Dust Cyclones: These are used to remove particulate matter from a gas or air stream without using filters, and instead using vortex separation. Mixtures of fluids and solids are separated by using gravity and rotational effects. There is a large-scale use of cyclones in oil refineries, as well as in the cement industry, wherein they form a part of the kiln pre-heaters.
Systems to Reduce NOx (Nitrogen Dioxide and Nitrogen Oxide)
Exhaust Gas Recirculation (EGR): This is a technique used for reducing Nox, which is utilized in most diesel and gasoline engines. A part of the exhaust of an engine is recirculated back into its cylinders. When the incoming air is intermixed with the recirculated exhaust gas, it results in diluting the mixture with inert gas, reducing the adiabatic flame temperature, and also lowering the excessive oxygen in diesel engines. The peak combustion temperature is also lowered, as the specific heat capacity of the mix is increased by the exhaust gas. Since high temperatures cause Nox to form much faster, EGR helps in limiting it from being generated. Nox is produced when a mixture of oxygen and nitrogen is subjected to high temperatures.

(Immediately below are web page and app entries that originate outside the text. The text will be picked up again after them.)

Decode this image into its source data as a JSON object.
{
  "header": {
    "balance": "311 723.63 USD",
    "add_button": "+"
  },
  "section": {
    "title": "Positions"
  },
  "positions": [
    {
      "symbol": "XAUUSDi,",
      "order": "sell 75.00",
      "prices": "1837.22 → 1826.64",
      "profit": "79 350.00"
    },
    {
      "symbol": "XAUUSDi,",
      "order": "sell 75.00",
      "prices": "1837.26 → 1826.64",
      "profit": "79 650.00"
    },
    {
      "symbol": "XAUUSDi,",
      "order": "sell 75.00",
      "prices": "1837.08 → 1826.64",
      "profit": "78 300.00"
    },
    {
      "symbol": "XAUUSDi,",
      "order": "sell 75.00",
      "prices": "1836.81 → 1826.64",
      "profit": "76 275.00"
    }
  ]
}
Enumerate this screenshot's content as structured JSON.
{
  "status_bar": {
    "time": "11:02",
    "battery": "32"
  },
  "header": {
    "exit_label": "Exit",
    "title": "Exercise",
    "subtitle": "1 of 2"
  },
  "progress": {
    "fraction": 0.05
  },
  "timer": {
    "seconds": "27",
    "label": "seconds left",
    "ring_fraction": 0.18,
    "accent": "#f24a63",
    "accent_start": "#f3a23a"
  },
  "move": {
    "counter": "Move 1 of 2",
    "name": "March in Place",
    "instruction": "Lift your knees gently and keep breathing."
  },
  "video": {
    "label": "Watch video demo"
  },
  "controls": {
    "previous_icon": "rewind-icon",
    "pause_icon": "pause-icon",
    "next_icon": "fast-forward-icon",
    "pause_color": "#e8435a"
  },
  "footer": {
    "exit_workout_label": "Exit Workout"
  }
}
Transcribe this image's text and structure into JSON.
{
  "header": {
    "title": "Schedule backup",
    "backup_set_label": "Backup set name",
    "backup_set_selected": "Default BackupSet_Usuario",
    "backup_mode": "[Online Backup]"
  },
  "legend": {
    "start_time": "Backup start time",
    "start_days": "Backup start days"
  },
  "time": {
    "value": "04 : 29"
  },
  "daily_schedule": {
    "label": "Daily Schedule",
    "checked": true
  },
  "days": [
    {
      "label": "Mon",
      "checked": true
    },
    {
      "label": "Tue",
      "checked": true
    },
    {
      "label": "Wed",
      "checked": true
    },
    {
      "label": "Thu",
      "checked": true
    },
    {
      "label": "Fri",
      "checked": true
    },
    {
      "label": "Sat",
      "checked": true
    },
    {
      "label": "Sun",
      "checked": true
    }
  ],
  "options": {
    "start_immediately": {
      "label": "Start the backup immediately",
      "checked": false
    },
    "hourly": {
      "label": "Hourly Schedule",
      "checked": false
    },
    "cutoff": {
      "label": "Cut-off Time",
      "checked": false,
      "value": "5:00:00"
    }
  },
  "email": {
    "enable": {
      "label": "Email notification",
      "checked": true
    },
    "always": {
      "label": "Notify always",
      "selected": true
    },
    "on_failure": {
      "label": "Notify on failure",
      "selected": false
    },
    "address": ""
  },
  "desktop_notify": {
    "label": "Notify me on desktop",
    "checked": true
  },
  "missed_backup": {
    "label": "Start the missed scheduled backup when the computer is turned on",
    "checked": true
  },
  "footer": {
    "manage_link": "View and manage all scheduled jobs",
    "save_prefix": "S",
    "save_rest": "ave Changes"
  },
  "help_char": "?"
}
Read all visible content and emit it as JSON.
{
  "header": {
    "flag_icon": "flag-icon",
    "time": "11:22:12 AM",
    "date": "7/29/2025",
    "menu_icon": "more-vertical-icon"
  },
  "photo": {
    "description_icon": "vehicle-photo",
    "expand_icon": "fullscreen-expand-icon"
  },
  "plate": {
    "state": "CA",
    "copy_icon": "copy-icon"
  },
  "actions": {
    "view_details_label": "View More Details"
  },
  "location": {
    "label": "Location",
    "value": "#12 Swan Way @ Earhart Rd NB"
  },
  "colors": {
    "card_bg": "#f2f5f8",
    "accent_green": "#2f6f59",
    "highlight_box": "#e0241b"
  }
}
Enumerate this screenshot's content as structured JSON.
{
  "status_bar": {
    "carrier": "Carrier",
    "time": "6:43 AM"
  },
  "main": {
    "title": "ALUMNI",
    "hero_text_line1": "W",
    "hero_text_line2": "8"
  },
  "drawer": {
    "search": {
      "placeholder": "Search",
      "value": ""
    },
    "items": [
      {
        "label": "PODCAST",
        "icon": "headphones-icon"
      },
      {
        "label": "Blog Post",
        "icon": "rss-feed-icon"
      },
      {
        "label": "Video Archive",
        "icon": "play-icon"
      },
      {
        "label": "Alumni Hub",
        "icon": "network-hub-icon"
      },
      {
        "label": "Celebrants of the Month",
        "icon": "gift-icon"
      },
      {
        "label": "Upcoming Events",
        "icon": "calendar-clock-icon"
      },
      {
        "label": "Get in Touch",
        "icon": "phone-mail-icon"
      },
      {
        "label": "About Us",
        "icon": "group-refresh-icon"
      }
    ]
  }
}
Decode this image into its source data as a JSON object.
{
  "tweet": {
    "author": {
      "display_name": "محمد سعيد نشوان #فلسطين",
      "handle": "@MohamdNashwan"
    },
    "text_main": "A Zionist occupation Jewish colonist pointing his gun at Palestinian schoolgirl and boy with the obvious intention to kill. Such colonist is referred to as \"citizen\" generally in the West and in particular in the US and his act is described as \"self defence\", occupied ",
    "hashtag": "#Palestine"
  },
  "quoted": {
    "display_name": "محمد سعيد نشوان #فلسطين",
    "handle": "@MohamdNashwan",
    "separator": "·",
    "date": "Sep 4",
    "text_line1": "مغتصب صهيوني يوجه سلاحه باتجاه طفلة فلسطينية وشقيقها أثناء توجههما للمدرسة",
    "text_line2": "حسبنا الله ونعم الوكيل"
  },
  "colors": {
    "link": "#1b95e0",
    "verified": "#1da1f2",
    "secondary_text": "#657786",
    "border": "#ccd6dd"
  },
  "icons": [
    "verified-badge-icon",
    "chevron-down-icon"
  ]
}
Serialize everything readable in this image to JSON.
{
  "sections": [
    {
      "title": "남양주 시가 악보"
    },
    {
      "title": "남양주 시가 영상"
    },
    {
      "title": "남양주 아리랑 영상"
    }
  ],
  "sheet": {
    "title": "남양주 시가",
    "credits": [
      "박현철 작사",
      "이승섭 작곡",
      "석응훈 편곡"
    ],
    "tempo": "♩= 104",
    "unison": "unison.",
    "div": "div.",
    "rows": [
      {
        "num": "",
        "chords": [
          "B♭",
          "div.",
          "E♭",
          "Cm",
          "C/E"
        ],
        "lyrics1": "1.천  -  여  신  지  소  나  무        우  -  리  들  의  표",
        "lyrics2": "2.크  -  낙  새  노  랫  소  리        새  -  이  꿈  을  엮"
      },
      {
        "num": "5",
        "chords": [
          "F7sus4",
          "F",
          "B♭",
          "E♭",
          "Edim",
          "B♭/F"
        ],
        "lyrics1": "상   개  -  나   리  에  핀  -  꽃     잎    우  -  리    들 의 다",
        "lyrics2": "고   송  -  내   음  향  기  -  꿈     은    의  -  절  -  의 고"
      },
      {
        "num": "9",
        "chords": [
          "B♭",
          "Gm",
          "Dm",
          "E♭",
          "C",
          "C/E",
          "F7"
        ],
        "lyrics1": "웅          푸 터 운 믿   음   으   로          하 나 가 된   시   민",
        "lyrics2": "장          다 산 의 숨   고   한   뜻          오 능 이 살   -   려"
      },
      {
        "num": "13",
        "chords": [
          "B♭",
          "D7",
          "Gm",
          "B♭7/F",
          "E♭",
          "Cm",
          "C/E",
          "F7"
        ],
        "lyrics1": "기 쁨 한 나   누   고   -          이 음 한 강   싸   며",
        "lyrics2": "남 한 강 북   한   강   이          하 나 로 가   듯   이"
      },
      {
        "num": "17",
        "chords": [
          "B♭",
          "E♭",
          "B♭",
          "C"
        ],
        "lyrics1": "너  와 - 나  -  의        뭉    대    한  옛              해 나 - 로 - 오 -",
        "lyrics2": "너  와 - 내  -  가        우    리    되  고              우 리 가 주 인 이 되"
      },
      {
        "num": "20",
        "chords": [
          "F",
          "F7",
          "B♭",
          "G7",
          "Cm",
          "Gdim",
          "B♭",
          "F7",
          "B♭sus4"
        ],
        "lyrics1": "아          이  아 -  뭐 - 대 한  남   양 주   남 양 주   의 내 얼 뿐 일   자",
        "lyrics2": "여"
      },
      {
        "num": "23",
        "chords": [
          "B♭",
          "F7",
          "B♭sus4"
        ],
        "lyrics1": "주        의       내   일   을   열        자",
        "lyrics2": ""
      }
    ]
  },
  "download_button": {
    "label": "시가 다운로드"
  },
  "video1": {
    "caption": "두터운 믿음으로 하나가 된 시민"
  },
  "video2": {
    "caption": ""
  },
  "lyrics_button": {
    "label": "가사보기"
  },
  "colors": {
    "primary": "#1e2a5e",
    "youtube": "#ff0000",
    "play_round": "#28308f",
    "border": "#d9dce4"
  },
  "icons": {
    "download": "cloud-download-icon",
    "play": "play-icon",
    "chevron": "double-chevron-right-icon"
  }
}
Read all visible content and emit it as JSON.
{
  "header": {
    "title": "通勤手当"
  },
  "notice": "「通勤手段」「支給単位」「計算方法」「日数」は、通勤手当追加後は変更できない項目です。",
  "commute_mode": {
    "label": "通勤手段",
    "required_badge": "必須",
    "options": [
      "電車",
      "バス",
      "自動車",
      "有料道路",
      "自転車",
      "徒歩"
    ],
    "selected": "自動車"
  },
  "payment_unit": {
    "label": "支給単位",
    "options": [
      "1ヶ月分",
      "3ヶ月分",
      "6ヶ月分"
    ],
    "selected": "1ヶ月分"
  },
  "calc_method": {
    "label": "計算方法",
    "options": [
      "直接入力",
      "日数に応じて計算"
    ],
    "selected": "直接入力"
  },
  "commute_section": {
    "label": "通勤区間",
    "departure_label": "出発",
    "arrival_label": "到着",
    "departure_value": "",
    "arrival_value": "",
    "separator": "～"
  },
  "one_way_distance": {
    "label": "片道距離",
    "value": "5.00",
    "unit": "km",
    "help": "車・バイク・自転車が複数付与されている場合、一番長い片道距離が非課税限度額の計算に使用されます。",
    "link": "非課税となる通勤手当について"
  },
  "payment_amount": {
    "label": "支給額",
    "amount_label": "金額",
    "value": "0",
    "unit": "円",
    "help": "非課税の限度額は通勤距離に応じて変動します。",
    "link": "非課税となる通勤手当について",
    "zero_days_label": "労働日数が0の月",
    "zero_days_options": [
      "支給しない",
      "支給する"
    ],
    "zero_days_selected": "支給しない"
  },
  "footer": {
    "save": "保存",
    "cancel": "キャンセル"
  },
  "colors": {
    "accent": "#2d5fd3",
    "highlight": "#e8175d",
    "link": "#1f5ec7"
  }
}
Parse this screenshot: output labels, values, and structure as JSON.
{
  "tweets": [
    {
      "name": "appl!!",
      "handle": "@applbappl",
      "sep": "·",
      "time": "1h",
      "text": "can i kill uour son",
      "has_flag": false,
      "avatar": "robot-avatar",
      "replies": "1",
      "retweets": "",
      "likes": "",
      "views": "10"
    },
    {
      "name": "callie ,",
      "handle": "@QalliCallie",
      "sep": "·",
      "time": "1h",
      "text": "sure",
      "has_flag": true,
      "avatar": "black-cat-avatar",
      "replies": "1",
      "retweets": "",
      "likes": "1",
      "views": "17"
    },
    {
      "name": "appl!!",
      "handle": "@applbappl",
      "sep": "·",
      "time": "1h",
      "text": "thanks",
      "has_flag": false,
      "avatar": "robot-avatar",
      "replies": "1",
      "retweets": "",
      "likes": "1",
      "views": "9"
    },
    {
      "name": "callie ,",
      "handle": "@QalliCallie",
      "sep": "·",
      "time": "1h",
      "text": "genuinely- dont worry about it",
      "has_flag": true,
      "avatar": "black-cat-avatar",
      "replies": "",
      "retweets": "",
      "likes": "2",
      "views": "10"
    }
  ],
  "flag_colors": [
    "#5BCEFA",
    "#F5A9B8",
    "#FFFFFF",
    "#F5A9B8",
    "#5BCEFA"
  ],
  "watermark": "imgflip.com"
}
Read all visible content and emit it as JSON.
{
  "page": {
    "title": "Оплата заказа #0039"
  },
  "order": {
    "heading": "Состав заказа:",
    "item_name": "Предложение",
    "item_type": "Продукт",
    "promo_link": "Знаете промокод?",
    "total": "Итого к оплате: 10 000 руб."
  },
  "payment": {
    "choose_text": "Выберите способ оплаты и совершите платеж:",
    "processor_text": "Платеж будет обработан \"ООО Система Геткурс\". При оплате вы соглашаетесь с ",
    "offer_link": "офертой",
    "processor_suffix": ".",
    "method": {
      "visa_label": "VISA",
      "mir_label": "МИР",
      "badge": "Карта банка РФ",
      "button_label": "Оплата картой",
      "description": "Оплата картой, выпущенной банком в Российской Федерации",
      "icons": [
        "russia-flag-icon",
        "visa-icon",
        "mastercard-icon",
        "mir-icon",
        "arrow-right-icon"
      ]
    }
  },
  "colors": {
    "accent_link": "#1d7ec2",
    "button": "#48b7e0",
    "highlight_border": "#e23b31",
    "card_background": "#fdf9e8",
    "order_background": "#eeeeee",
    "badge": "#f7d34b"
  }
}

Catalytic Converter: This device is used to diminish the toxicity of emissions, which are produced by internal combustion engines. First introduced in 1975 in the US, in order to comply with the tightening regulations by the Environmental Protection Agency, catalytic converters are still used most commonly in the exhaust systems of motor vehicles. They are also used in trains, mining equipment, forklifts, generator sets, and other machines equipped with engines.
Systems to Decrease Volatile Organic Compounds (VOC):
Gas Flare: Also called a flare stack, this is a chimney that is erected on oil rigs or oil wells, as well as on landfills, chemical plants, and refineries. When flammable gas or unusable waste gas plus liquids are discharged by pressure relief valves, this device is used to burn them off. This technology is also used in landfills to burn and/or vent the waste gas, which is produced by the decomposing materials.
Biofilters: This is a technique for pollution control, which uses living matter to trap and biologically degrade pollutants. The air pollutants are subjected to micro biotic oxidation. In other words, when it is applied for the filtration and purification of air, microorganisms like fungi and bacteria that are embedded in a biofilm, are used to degrade the pollutant.